The government "could have, and should have, considered the environmental impact of at least a few attack scenarios at the Complex," wrote dissenting senior district judge James G. Carr.
He noted that the environmental report had been revised following public comments regarding potential terrorism, but "those revisions only strengthened the Complex’s defenses against a potential terrorist attack; they did not assess the likely environmental impact of such an attack."
After the ruling, Cory Briggs, attorney for the plaintiff in the case, the San Diego Navy Broadway Complex Coalition, vowed to take the matter to the Supreme Court.
“Against a new backdrop of constant threats from terrorist attack, it is essential to analyze the risks posed by a project that proposes to locate an unsecured high-rise naval headquarters and unsecured high-rise civilian buildings next to each other, right on downtown San Diego’s waterfront, only a few blocks from an international airport and literally right across a two-lane street from the port’s newest cruise-ship terminal,” said the plaintiff’s appeal.

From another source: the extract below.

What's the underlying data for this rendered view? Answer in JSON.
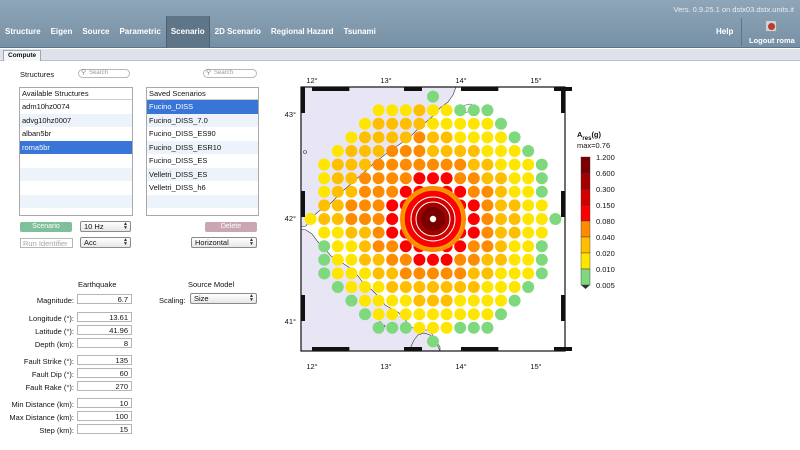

In a December 12 notice posted online, the court announced it had decided not to take up the case.
"We're going to remobilize and start working diligently to position ourselves to commence at the end of the year," Manchester aide Perry Dealy told the Union-Tribune following the March ruling in favor of the project.
"You can't just flip the switch in five seconds," he added. "We have to get everybody lined up — it's a huge project and we've got a lot of components to it."
Whether the new administration may go out of its way to assist the development remains to be seen.
Federal campaign financial disclosure records show that on September 14 Dealy contributed $1000 to the Trump for President campaign, and the same to the Trump Victory committee. Manchester gave $399,400 to Trump Victory on June 21.
The developer has a 99-year lease on the bayfront property.